As the May 15 culmination of the Gaza protests approaches, Israel continues to strive to minimize casualties on both sides while Hamas aims for the opposite.
Since it took control of Gaza, Hamas has failed politically, economically, and militarily, and found itself in search of a new strategy. Its recent decision to lead violent protests along Gaza’s border with Israel indicates the adoption of an approach that seeks to confront Israel below the threshold of war and in an arena in which it has comparative advantages—in this case, it is the fight for global public opinion.

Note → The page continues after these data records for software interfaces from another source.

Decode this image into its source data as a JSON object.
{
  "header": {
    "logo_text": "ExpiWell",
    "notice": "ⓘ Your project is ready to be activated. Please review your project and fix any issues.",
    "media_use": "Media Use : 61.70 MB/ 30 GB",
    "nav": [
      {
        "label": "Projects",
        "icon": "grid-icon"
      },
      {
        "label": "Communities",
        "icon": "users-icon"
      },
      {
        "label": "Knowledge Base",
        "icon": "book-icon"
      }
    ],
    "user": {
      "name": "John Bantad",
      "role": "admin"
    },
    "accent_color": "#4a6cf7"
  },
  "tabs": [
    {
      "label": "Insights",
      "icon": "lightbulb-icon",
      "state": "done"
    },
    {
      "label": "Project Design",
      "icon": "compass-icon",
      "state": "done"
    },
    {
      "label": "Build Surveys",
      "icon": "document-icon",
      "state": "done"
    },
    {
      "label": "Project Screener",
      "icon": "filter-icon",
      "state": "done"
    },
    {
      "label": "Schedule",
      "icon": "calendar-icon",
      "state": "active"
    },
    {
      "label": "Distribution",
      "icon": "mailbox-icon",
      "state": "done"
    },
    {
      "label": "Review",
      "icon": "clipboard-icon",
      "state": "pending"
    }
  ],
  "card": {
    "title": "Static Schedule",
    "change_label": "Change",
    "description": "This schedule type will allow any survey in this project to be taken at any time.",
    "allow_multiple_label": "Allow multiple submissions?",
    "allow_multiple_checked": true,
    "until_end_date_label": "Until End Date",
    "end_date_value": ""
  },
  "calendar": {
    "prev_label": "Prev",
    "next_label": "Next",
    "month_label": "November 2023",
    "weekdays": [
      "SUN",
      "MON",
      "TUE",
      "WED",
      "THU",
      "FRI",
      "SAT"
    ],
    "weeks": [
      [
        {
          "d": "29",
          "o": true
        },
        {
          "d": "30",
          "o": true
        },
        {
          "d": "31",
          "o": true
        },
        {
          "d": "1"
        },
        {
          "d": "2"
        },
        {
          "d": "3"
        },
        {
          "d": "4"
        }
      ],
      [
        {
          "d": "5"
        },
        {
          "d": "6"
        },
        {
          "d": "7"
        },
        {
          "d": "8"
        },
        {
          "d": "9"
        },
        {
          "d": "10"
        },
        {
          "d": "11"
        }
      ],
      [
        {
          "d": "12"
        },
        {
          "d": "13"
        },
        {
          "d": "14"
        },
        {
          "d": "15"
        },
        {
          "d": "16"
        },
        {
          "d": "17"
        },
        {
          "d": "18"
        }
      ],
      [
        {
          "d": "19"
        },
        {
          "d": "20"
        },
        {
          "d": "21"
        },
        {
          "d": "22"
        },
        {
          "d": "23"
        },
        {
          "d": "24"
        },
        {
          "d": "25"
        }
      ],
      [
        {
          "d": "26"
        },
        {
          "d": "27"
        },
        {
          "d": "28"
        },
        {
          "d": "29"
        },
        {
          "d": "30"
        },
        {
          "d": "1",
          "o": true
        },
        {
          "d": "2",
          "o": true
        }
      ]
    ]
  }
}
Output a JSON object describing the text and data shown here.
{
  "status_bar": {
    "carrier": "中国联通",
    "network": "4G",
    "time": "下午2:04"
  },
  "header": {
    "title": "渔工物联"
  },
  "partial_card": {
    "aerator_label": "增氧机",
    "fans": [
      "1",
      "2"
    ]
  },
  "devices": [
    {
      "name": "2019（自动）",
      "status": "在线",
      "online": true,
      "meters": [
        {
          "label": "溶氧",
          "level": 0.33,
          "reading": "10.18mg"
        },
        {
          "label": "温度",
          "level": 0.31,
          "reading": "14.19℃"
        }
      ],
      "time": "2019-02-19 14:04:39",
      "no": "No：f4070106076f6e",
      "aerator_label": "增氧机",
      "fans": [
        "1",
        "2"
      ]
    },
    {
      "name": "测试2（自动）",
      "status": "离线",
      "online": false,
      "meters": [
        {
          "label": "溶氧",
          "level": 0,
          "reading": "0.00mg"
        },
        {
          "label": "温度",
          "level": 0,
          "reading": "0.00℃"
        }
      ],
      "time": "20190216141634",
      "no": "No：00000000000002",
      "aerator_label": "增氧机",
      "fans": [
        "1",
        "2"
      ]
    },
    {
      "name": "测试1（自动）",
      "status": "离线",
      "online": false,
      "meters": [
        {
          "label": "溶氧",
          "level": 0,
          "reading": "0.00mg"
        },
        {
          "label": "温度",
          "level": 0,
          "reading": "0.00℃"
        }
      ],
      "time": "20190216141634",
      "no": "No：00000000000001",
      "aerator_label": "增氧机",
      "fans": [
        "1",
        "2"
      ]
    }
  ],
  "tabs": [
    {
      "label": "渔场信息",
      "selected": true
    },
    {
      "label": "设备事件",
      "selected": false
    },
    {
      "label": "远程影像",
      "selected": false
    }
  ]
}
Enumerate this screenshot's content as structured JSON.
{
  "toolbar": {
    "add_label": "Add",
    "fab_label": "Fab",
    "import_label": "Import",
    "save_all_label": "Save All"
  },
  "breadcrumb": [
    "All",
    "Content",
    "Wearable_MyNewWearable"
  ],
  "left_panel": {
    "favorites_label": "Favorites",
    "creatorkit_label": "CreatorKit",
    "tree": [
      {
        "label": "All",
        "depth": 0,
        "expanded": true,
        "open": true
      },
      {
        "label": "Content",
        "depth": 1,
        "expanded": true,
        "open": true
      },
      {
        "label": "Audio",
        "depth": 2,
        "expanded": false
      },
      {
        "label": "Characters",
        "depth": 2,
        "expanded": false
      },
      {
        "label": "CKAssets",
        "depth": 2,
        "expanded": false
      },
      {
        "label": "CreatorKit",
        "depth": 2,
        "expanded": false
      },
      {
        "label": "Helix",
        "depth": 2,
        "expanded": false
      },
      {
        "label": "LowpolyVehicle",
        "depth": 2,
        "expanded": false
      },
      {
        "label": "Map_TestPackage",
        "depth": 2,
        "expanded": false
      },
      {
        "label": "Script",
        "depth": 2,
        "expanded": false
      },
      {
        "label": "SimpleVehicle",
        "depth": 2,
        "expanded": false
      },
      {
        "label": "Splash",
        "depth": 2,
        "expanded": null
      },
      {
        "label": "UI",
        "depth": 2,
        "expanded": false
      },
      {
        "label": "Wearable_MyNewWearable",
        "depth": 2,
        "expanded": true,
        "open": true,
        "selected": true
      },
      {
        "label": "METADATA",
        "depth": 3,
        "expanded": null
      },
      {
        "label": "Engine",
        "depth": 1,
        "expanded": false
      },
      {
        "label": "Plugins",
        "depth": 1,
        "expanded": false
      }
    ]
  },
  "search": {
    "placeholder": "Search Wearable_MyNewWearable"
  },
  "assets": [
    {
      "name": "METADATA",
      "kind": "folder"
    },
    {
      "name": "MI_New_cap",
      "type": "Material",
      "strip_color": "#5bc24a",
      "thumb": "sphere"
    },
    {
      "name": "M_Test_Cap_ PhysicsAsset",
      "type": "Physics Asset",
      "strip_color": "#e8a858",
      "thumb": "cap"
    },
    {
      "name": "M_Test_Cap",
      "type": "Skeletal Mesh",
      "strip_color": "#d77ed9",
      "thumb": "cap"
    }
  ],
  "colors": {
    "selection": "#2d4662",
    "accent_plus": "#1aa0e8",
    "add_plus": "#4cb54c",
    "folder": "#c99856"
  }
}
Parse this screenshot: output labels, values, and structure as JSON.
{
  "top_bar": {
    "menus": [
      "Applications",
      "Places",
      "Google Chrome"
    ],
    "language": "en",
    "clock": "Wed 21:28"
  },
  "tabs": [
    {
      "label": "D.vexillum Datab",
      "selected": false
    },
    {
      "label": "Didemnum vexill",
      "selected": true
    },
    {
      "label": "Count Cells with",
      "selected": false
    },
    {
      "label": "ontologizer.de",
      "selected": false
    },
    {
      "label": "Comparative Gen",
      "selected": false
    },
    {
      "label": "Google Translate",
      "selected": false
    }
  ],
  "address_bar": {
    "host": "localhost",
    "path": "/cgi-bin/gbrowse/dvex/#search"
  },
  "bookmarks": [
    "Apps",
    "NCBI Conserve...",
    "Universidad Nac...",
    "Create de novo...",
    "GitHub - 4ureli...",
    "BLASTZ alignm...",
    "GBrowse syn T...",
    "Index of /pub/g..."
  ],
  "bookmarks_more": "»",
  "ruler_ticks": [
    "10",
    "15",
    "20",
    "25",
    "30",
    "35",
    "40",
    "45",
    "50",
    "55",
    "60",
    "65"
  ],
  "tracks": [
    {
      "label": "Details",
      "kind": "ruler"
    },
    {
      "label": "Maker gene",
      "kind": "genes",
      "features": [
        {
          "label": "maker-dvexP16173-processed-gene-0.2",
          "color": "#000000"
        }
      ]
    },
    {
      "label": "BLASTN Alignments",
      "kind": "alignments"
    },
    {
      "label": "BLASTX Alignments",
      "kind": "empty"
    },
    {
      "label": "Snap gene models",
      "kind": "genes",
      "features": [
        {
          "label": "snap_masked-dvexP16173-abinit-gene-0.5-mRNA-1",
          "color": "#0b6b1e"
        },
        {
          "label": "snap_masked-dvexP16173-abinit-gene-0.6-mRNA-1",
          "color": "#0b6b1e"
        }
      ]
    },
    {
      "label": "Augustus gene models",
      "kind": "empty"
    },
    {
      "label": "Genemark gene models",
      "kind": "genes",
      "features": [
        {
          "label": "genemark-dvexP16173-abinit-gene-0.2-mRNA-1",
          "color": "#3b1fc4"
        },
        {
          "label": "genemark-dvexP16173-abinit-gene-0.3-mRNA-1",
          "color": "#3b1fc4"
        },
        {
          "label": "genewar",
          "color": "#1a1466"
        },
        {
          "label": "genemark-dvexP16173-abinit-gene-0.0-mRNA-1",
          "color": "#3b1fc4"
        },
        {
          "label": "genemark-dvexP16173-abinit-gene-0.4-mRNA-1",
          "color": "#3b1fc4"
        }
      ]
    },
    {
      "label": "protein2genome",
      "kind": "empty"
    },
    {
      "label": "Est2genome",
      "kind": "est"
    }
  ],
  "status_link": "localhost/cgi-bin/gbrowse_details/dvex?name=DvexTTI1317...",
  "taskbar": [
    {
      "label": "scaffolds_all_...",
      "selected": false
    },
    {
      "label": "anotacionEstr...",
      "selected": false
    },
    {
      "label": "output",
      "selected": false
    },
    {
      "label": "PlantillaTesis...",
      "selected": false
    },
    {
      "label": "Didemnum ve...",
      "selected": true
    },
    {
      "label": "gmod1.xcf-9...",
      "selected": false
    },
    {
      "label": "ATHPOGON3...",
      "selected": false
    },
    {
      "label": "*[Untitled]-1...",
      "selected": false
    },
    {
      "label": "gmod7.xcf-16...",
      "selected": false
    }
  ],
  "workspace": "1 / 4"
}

By doing so, Hamas aims to place Israel in a dilemma: to protect its sovereignty and border security Israel must neutralize individuals (some armed and others unarmed) attempting to storm the border at the expense of its international image, while failing to defend its boundaries could result in mass border infiltration and many dead on both sides. However, the IDF has operated with exceptional professionalism, and despite the fog of war it has achieved three important aims: protected the integrity of its border and avoided Israeli civilian and military casualties, minimized the number of Palestinian civilians killed to the extent possible, and prevented escalation to a broader conflict.
Unfortunately for both sides, the new Hamas tactic appears to be another cynical ploy by the group to divert attention away from its failures. By heating things up in the struggle against Israel, Hamas aspires to position itself on the forefront of the Palestinian national movement and gain an advantage over its Palestinian Authority (PA) rivals. Therefore, the PA’s negative response to the protests—including a senior PA official calling the protest organizers frauds who send women, children and youths to their deaths—should come as no surprise. The PA official is certainly right about that: Hamas seeking to make political gains by convincing hundreds to attack a border fence protected by armed guards—practically a suicide mission in any part of the world—is despicable.
And it is quite clear that the protests are not about ending the Israeli occupation in Gaza (it ended in 2005), nor were they about improving dire living conditions (recent protests included disrupting the delivery of humanitarian aid by setting fire to the Kerem Shalom border crossing), rather they were about contesting the existence of the State of Israel. Palestinians themselves titled the events “marches of return” to Israel and sought to break down Israeli borders, in essence attempting to alter both the demographic character of the state and destroy something as fundamental as its boundaries. If there was any doubt regarding the ultimate aims of the protests, the plethora of Nazi symbols that protesters displayed allayed them.
It is also rather ironic that some of those in the international community who insist on the importance of the 1967 boundaries are now supporting those attempting to demolish those very lines. Any building of settlements beyond the Green Line in the West Bank provokes a furious response and apocalyptic predictions regarding Israel’s future, so it is quite odds that efforts to destroy that same 1967 line around Gaza do not receive similar criticism. In fact, it is the Israelis who are criticized for defending it. What is slowly becoming apparent is that for some groups, the dispute is not about geographic delineation but about a fundamental opposition to Israel.
While Israel did have the option to refrain from firing on those rushing its border, doing so would likely have led to many more deaths. If those charging the fence were not deterred, many more might have joined and they might have gotten through to the other side where there are several vulnerable Israeli communities nearby. It is no stretch to think that there were terrorists among the protesters, as members of the crowd attacked Israeli troops with Molotov cocktails and explosive devices on numerous occasions—of course they did so within the cover of civilians. In a scenario in which a massive number of hostile individuals infiltrated the border, one could easily imagine that Israeli efforts to neutralize them would result in hundreds of dead, if not more.
All things considered, Israel has successfully managed to strike a delicate balance between instilling deterrence and avoiding provocations through heavy-handed tactics. Unfortunately but not surprisingly, in leading the protests and launching violent attacks from within them, Hamas has adopted yet another tactic that puts civilian lives at risk in order to achieve its own political aims; for years, the group has been committing war crimes such as launching rockets at Israeli civilians from densely populated Palestinian neighborhoods. As self-interest appears to be the group’s only guiding principle, it seems appropriate to warn Hamas that if they continue to escalate tensions with Israel as a way to deflect from their own failures, they run the risk of losing control of the situation and being dragged into a war they do not want and cannot win.
Maj. Gen. (ret.) Amos Yadlin was chief of Israeli military intelligence from 2006 to 2010 and is now the director of the Institute for National Security Studies. Ari Heistein is the special assistant to the director of the Institute for National Security Studies.